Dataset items
★ ★ ★ ★ ★

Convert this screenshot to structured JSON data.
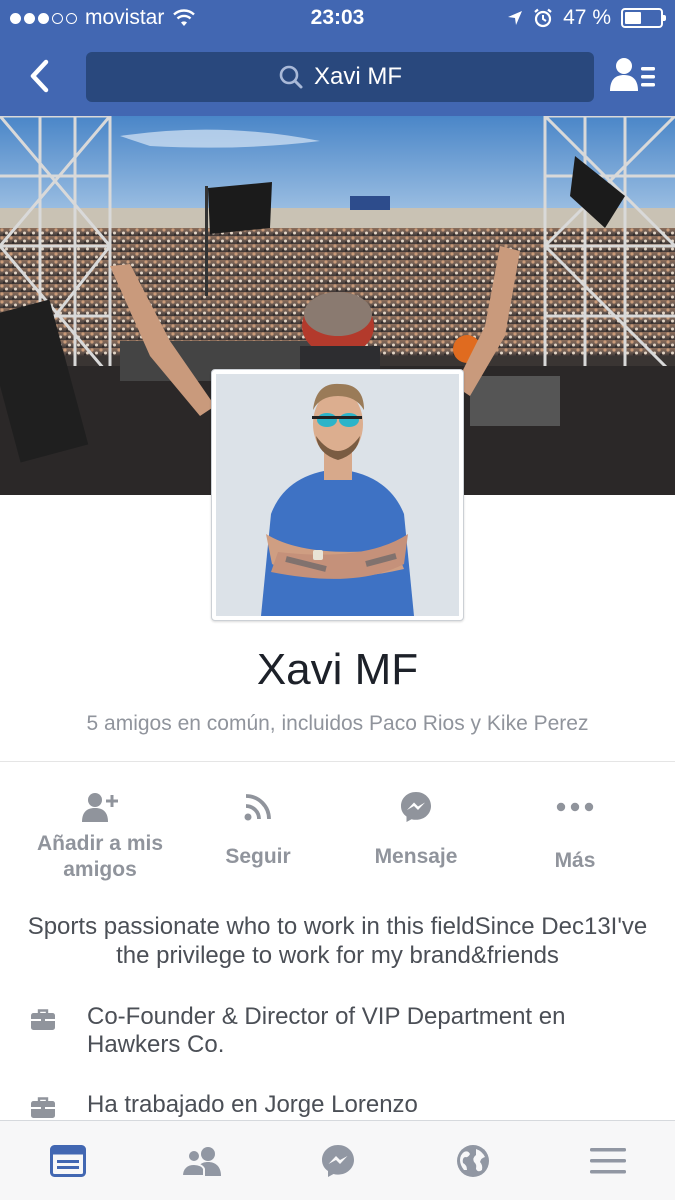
{
  "status_bar": {
    "carrier": "movistar",
    "time": "23:03",
    "battery": "47 %",
    "battery_level": 0.47,
    "signal_bars_filled": 3,
    "signal_bars_total": 5,
    "icons": [
      "wifi-icon",
      "location-arrow-icon",
      "alarm-icon",
      "battery-icon"
    ]
  },
  "nav": {
    "back_icon": "chevron-left-icon",
    "search_text": "Xavi MF",
    "search_icon": "search-icon",
    "friend_requests_icon": "friend-list-icon",
    "bar_color": "#4267b2",
    "search_bg_color": "#29487d"
  },
  "profile": {
    "name": "Xavi MF",
    "mutual_friends": "5 amigos en común, incluidos Paco Rios y Kike Perez"
  },
  "actions": [
    {
      "label": "Añadir a mis amigos",
      "icon": "add-friend-icon"
    },
    {
      "label": "Seguir",
      "icon": "rss-follow-icon"
    },
    {
      "label": "Mensaje",
      "icon": "messenger-icon"
    },
    {
      "label": "Más",
      "icon": "more-dots-icon"
    }
  ],
  "about": {
    "bio": "Sports passionate who to work in this fieldSince Dec13I've the privilege to work for my brand&friends",
    "work": [
      {
        "text": "Co-Founder & Director of VIP Department en Hawkers Co.",
        "icon": "briefcase-icon"
      },
      {
        "text": "Ha trabajado en Jorge Lorenzo",
        "icon": "briefcase-icon"
      }
    ]
  },
  "tabbar": {
    "active_color": "#4267b2",
    "inactive_color": "#9197a3",
    "tabs": [
      {
        "icon": "news-feed-icon",
        "active": true
      },
      {
        "icon": "friends-icon",
        "active": false
      },
      {
        "icon": "messenger-icon",
        "active": false
      },
      {
        "icon": "globe-notifications-icon",
        "active": false
      },
      {
        "icon": "menu-icon",
        "active": false
      }
    ]
  }
}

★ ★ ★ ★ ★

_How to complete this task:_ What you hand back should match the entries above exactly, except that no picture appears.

_Task output:_
Convert this screenshot to structured JSON data.
{
  "status_bar": {
    "carrier": "movistar",
    "time": "23:03",
    "battery": "47 %",
    "battery_level": 0.47,
    "signal_bars_filled": 3,
    "signal_bars_total": 5,
    "icons": [
      "wifi-icon",
      "location-arrow-icon",
      "alarm-icon",
      "battery-icon"
    ]
  },
  "nav": {
    "back_icon": "chevron-left-icon",
    "search_text": "Xavi MF",
    "search_icon": "search-icon",
    "friend_requests_icon": "friend-list-icon",
    "bar_color": "#4267b2",
    "search_bg_color": "#29487d"
  },
  "profile": {
    "name": "Xavi MF",
    "mutual_friends": "5 amigos en común, incluidos Paco Rios y Kike Perez"
  },
  "actions": [
    {
      "label": "Añadir a mis amigos",
      "icon": "add-friend-icon"
    },
    {
      "label": "Seguir",
      "icon": "rss-follow-icon"
    },
    {
      "label": "Mensaje",
      "icon": "messenger-icon"
    },
    {
      "label": "Más",
      "icon": "more-dots-icon"
    }
  ],
  "about": {
    "bio": "Sports passionate who to work in this fieldSince Dec13I've the privilege to work for my brand&friends",
    "work": [
      {
        "text": "Co-Founder & Director of VIP Department en Hawkers Co.",
        "icon": "briefcase-icon"
      },
      {
        "text": "Ha trabajado en Jorge Lorenzo",
        "icon": "briefcase-icon"
      }
    ]
  },
  "tabbar": {
    "active_color": "#4267b2",
    "inactive_color": "#9197a3",
    "tabs": [
      {
        "icon": "news-feed-icon",
        "active": true
      },
      {
        "icon": "friends-icon",
        "active": false
      },
      {
        "icon": "messenger-icon",
        "active": false
      },
      {
        "icon": "globe-notifications-icon",
        "active": false
      },
      {
        "icon": "menu-icon",
        "active": false
      }
    ]
  }
}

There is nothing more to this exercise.